“I think the state wants us to find common ground in the area of unstable people using guns, and try to get better information into the system to stop some of these shootings,” the senator said. Lindsey O. Graham (Republika Srpska). When you’re dealing with 80% support for these ideas, that’s a national consensus. And, you know, 20 percent — I respect their opinions, but when the audience says, “Can’t you just do something?” The answer is yes.”
Senator. Thom Telles (RN. Democratic Party Bill.
“If you take a look at what we haven’t done — no mandatory waiting periods, no ban on any guns that can be legally purchased today… I think it makes sense and I think the majority of the American people would agree with it,” he said.
However, the political reality of Tuesday’s election was stark, with the deal backed mainly by Republican senators more insulated from the electoral fallout. Even the two Republican senators running for re-election this year who voted to advance the deal on Tuesday reflect that basic dynamic: Monday. Lisa Murkowski (R-Alaska) is counting on independent and Democratic voters to survive her re-election bid against a more conservative Republican challenger, the senator. Todd C. Young (R-India) emerged unopposed from the May 3 primary.
Young said Wednesday that it was not a guaranteed vote in favor of the final bill, saying it was still “absorbing the actual language.” But he praised the mental health and school security funding in the bill and called the gun provisions “very reasonable.” He said that if a conservative reaction to the bill was brewing, it would not be reflected in his component comments.
“The calls are about 10 to 1 in my office – 10 in favor of reasonable prohibitions” on allowing dangerous people to have access to firearms, he said. “For me, it’s just about listening to my constituents and responding, and sometimes the government really needs to do that — to be responsive.”
However, the pressure created has gone in the opposite direction to the senator. Cynthia M. Lummis (R-Wyo.), who has expressed some openness to narrow-arms provisions this month. On Wednesday, she said, voters in Wyoming who called her office had turned “significantly” against the pending deal.
“Everyone is now concerned about the violation of Second Amendment rights,” she said.
Senator. Roger Marshall (R-K.S.), who voted against introducing the deal on Tuesday, summed up the message he received from voters as follows: “Stand tall. … don’t give up, leave no room in the Second Amendment.”
However, he declined to criticize McConnell or other Republicans for embracing the deal and predicted that any political fallout among the GOP base would be fleeting: “I feel like we have a good team now, that we’re together, and that we’re going to go there and agree to disagree after that. And I think at the end of the day. Today…people back home are so caught up in inflation, gasoline prices, that this is not a top 10 issue for them.”
For many of the Republicans who support the deal, going forward, any electoral consequences are not at the heart of the matter. “I’m not sure it’s good policy,” the senator said.
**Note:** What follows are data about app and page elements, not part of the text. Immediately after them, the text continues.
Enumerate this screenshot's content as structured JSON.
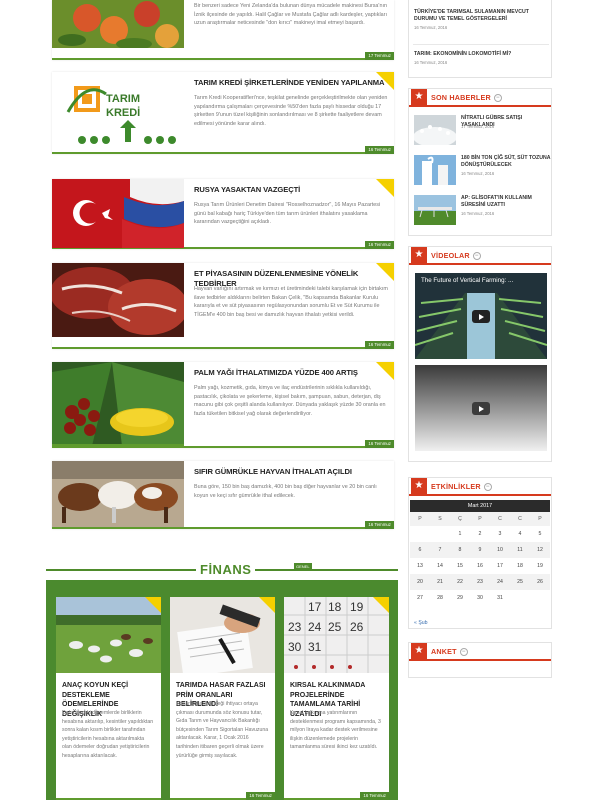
{
  "top_partial": {
    "body": "Bir benzeri sadece Yeni Zelanda'da bulunan dünya mücadele makinesi Bursa'nın İznik ilçesinde de yapıldı. Halil Çağlar ve Mustafa Çağlar adlı kardeşler, yaptıkları uzun araştırmalar neticesinde \"don kırıcı\" makineyi imal etmeyi başardı.",
    "date": "17 Temmuz"
  },
  "articles": [
    {
      "title": "TARIM KREDİ ŞİRKETLERİNDE YENİDEN YAPILANMA",
      "body": "Tarım Kredi Kooperatifleri'nce, teşkilat genelinde gerçekleştirilmekte olan yeniden yapılandırma çalışmaları çerçevesinde %50'den fazla paylı hissedar olduğu 17 şirketten 9'unun tüzel kişiliğinin sonlandırılması ve 8 şirkette faaliyetlere devam edilmesi yönünde karar alındı.",
      "date": "16 Temmuz",
      "logo": "TARIM KREDİ"
    },
    {
      "title": "RUSYA YASAKTAN VAZGEÇTİ",
      "body": "Rusya Tarım Ürünleri Denetim Dairesi \"Rosselhoznadzor\", 16 Mayıs Pazartesi günü bal kabağı hariç Türkiye'den tüm tarım ürünleri ithalatını yasaklama kararından vazgeçtiğini açıkladı.",
      "date": "16 Temmuz"
    },
    {
      "title": "ET PİYASASININ DÜZENLENMESİNE YÖNELİK TEDBİRLER",
      "body": "Hayvan varlığını artırmak ve kırmızı et üretimindeki talebi karşılamak için birtakım ilave tedbirler aldıklarını belirten Bakan Çelik, \"Bu kapsamda Bakanlar Kurulu kararıyla et ve süt piyasasının regülasyonundan sorumlu Et ve Süt Kurumu ile TİGEM'e 400 bin baş besi ve damızlık hayvan ithalatı yetkisi verildi.",
      "date": "16 Temmuz"
    },
    {
      "title": "PALM YAĞI İTHALATIMIZDA YÜZDE 400 ARTIŞ",
      "body": "Palm yağı, kozmetik, gıda, kimya ve ilaç endüstrilerinin sıklıkla kullanıldığı, pastacılık, çikolata ve şekerleme, kişisel bakım, şampuan, sabun, deterjan, diş macunu gibi çok çeşitli alanda kullanılıyor. Dünyada yaklaşık yüzde 30 oranla en fazla tüketilen bitkisel yağ olarak değerlendiriliyor.",
      "date": "16 Temmuz"
    },
    {
      "title": "SIFIR GÜMRÜKLE HAYVAN İTHALATI AÇILDI",
      "body": "Buna göre, 150 bin baş damızlık, 400 bin baş diğer hayvanlar ve 20 bin canlı koyun ve keçi sıfır gümrükle ithal edilecek.",
      "date": "16 Temmuz"
    }
  ],
  "finans": {
    "label": "FİNANS",
    "badge": "GENEL",
    "cards": [
      {
        "title": "ANAÇ KOYUN KEÇİ DESTEKLEME ÖDEMELERİNDE DEĞİŞİKLİK",
        "body": "Daha önceki dönemlerde birliklerin hesabına aktarılıp, kesintiler yapıldıktan sonra kalan kısım birlikler tarafından yetiştiricilerin hesabına aktarılmakta olan ödemeler doğrudan yetiştiricilerin hesaplarına aktarılacak.",
        "date": ""
      },
      {
        "title": "TARIMDA HASAR FAZLASI PRİM ORANLARI BELİRLENDİ",
        "body": "Hasar fazlası desteği ihtiyacı ortaya çıkması durumunda söz konusu tutar, Gıda Tarım ve Hayvancılık Bakanlığı bütçesinden Tarım Sigortaları Havuzuna aktarılacak. Karar, 1 Ocak 2016 tarihinden itibaren geçerli olmak üzere yürürlüğe girmiş sayılacak.",
        "date": "16 Temmuz"
      },
      {
        "title": "KIRSAL KALKINMADA PROJELERİNDE TAMAMLAMA TARİHİ UZATILDI",
        "body": "Kırsal kalkınma yatırımlarının desteklenmesi programı kapsamında, 3 milyon liraya kadar destek verilmesine ilişkin düzenlemede projelerin tamamlanma süresi ikinci kez uzatıldı.",
        "date": "16 Temmuz"
      }
    ]
  },
  "sidebar": {
    "top_items": [
      {
        "title": "TÜRKİYE'DE TARIMSAL SULAMANIN MEVCUT DURUMU VE TEMEL GÖSTERGELERİ",
        "date": "16 Temmuz, 2016"
      },
      {
        "title": "TARIM: EKONOMİNİN LOKOMOTİFİ Mİ?",
        "date": "16 Temmuz, 2016"
      }
    ],
    "son_haberler": {
      "title": "SON HABERLER",
      "items": [
        {
          "title": "NİTRATLI GÜBRE SATIŞI YASAKLANDI",
          "date": "17 Temmuz, 2016"
        },
        {
          "title": "180 BİN TON ÇİĞ SÜT, SÜT TOZUNA DÖNÜŞTÜRÜLECEK",
          "date": "16 Temmuz, 2016"
        },
        {
          "title": "AP: GLİSOFAT'IN KULLANIM SÜRESİNİ UZATTI",
          "date": "16 Temmuz, 2016"
        }
      ]
    },
    "videolar": {
      "title": "VİDEOLAR",
      "video1_title": "The Future of Vertical Farming: ..."
    },
    "etkinlikler": {
      "title": "ETKİNLİKLER",
      "month": "Mart 2017",
      "days": [
        "P",
        "S",
        "Ç",
        "P",
        "C",
        "C",
        "P"
      ],
      "weeks": [
        [
          "",
          "",
          "1",
          "2",
          "3",
          "4",
          "5"
        ],
        [
          "6",
          "7",
          "8",
          "9",
          "10",
          "11",
          "12"
        ],
        [
          "13",
          "14",
          "15",
          "16",
          "17",
          "18",
          "19"
        ],
        [
          "20",
          "21",
          "22",
          "23",
          "24",
          "25",
          "26"
        ],
        [
          "27",
          "28",
          "29",
          "30",
          "31",
          "",
          ""
        ]
      ],
      "prev": "« Şub"
    },
    "anket": {
      "title": "ANKET"
    }
  },
  "colors": {
    "green": "#4e8b2b",
    "red": "#d63a1e",
    "yellow": "#f5d000"
  }
}
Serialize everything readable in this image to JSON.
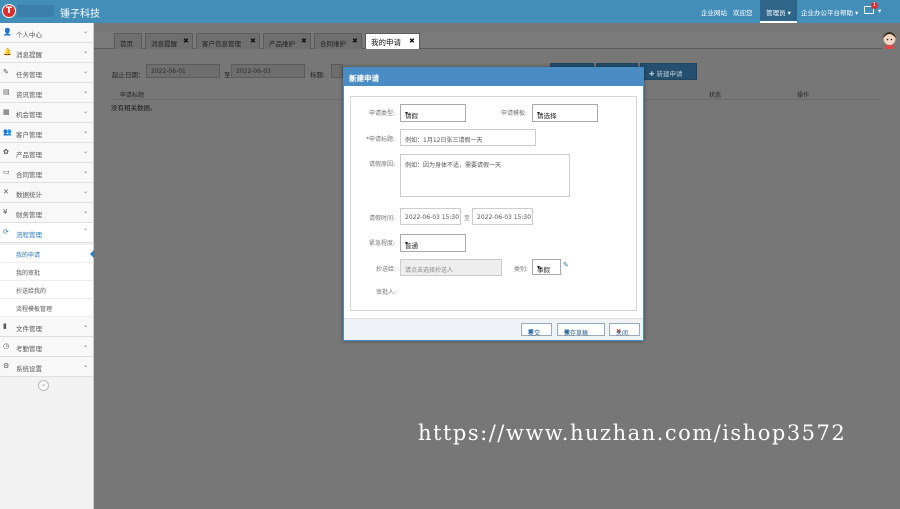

Mitt Romney (Utah). “It’s going to save lives – which is why it’s so good.”
Mariana Sotomayor contributed to this report.